::: DATA FOR THE TASK :::
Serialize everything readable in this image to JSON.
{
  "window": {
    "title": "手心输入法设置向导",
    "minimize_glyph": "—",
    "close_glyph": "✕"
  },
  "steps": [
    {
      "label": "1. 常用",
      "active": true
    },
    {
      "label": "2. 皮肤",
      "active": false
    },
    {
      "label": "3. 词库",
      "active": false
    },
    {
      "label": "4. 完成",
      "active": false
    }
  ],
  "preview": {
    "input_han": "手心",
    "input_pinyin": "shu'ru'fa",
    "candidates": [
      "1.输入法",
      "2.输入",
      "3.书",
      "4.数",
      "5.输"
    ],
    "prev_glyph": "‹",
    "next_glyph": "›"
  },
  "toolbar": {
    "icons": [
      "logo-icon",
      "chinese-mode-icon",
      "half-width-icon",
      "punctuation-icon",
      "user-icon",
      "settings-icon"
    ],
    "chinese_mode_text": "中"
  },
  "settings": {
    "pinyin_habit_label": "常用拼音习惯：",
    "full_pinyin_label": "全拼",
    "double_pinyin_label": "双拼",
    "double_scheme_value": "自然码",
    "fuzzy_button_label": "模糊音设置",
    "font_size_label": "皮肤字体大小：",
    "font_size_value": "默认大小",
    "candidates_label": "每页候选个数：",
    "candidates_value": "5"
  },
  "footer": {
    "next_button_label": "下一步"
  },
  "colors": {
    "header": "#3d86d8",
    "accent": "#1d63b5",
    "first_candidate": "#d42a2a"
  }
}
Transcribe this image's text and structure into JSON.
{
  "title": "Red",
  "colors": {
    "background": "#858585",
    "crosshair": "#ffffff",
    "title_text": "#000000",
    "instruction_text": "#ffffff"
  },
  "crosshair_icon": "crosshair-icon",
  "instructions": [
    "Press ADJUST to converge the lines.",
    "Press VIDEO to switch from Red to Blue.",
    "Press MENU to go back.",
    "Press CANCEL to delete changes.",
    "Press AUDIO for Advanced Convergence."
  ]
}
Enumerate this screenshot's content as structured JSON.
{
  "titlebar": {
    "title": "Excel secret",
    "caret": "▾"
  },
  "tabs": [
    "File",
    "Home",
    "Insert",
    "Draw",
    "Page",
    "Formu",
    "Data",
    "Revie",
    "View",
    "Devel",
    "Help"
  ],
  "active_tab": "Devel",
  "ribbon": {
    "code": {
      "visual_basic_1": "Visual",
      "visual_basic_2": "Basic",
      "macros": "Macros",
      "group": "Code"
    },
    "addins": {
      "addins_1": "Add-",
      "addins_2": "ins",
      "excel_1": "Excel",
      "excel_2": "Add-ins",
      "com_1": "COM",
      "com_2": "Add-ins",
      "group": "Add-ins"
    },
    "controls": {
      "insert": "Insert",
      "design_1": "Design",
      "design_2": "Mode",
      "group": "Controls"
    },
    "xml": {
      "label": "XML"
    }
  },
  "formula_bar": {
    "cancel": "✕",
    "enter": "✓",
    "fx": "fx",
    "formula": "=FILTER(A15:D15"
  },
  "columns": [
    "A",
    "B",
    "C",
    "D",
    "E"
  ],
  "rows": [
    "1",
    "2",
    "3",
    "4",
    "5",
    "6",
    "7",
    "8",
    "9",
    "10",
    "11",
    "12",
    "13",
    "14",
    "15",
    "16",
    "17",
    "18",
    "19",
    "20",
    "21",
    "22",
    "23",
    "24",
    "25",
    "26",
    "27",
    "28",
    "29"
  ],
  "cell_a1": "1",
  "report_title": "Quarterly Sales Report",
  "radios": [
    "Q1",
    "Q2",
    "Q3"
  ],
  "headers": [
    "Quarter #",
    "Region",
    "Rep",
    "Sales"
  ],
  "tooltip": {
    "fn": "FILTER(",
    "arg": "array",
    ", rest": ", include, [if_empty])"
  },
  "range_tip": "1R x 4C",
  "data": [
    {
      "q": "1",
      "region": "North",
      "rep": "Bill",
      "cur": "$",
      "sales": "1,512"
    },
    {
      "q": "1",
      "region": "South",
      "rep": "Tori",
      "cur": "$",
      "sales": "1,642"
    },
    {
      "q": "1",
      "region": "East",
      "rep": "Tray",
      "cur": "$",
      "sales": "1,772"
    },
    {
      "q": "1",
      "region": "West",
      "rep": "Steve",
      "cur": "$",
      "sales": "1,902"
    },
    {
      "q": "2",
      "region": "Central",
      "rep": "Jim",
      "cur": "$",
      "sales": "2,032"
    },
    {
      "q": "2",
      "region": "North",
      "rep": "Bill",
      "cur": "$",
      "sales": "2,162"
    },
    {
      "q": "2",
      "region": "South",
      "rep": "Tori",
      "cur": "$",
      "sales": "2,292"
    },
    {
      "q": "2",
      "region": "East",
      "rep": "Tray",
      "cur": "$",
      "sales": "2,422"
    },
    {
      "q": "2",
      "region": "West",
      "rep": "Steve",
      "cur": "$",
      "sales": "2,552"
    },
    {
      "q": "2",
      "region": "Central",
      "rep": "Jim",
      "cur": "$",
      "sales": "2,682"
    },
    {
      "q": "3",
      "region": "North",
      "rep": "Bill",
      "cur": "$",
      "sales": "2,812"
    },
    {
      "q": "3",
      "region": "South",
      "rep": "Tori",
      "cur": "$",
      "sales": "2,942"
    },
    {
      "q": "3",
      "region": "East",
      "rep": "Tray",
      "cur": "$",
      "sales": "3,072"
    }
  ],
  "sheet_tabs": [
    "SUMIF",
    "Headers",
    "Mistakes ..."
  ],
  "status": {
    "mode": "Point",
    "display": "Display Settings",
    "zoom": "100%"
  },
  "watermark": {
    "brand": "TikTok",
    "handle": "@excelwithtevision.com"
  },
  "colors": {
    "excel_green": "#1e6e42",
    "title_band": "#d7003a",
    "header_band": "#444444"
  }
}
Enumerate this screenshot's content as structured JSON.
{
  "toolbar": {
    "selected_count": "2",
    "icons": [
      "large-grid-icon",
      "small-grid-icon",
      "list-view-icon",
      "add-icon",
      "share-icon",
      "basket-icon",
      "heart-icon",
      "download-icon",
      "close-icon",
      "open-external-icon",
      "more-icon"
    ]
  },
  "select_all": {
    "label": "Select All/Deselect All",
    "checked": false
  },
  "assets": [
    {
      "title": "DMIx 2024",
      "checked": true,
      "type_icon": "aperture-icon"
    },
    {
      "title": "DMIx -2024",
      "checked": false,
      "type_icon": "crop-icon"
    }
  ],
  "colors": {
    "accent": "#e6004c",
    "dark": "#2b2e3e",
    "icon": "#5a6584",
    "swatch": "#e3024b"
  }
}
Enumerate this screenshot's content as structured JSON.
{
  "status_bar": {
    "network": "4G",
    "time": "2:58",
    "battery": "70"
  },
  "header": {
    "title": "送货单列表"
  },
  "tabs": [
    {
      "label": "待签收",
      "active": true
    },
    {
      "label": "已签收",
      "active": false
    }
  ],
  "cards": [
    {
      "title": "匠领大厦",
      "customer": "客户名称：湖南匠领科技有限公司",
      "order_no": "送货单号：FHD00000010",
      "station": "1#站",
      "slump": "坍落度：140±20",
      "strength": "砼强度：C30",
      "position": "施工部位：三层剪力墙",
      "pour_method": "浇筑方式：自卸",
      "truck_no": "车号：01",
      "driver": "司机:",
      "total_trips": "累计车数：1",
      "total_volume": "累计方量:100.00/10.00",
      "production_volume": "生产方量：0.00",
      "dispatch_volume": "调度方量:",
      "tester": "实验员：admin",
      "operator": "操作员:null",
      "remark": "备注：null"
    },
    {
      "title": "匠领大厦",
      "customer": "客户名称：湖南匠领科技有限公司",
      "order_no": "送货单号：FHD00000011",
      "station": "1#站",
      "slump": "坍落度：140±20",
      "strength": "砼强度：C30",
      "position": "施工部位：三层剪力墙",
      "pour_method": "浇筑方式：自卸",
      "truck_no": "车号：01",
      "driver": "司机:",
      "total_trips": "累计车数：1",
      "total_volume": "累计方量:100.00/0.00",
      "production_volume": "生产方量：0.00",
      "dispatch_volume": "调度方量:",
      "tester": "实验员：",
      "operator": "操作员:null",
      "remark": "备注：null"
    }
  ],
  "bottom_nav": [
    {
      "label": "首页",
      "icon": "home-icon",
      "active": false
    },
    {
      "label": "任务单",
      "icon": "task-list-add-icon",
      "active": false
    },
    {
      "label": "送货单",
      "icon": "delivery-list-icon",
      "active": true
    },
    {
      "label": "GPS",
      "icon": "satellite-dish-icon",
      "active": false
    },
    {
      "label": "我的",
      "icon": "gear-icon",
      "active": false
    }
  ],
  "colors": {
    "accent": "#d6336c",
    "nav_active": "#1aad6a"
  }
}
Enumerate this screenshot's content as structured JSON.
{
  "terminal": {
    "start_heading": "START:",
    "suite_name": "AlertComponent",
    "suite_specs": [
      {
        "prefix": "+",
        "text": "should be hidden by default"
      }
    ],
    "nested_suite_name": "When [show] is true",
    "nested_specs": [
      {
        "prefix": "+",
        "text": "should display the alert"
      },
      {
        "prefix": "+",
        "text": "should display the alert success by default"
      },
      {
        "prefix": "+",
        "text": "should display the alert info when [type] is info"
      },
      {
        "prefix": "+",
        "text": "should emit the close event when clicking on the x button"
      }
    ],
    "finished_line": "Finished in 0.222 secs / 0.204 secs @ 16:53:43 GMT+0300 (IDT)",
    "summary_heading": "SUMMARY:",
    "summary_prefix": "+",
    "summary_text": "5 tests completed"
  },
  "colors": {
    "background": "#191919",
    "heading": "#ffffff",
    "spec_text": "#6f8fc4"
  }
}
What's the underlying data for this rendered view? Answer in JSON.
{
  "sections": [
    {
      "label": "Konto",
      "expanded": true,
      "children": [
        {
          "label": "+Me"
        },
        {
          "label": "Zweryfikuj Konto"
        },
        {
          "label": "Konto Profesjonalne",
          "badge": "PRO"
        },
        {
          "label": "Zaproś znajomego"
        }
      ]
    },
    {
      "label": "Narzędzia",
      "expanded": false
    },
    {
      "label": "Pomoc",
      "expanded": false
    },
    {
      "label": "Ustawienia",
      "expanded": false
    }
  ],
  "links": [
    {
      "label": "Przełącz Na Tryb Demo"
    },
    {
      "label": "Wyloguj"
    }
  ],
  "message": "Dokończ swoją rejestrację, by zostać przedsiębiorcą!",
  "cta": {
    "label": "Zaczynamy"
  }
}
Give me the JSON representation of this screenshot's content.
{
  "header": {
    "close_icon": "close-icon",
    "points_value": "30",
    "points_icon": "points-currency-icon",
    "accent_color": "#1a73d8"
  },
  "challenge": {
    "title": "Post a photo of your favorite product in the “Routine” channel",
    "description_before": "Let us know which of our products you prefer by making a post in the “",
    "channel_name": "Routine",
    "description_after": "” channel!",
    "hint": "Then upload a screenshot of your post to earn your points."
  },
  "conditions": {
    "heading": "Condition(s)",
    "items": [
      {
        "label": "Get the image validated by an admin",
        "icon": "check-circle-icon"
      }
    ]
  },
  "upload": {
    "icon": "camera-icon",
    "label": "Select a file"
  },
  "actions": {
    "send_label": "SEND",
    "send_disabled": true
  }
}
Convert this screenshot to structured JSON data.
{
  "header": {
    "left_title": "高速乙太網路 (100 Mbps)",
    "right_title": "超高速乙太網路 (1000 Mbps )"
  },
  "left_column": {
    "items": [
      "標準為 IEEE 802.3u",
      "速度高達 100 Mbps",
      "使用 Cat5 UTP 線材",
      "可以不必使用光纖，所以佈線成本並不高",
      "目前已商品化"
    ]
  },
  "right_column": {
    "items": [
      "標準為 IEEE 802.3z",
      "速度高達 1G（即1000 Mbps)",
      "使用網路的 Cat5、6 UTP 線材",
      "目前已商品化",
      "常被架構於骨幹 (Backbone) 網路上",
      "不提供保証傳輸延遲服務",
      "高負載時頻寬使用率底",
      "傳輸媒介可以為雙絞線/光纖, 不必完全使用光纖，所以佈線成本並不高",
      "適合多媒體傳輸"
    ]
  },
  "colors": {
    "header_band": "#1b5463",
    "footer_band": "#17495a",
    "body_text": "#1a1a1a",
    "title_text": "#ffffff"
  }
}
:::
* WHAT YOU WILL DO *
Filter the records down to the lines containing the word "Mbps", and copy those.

* WRITTEN RESPONSE *
    "left_title": "高速乙太網路 (100 Mbps)",
    "right_title": "超高速乙太網路 (1000 Mbps )"
      "速度高達 100 Mbps",
      "速度高達 1G（即1000 Mbps)",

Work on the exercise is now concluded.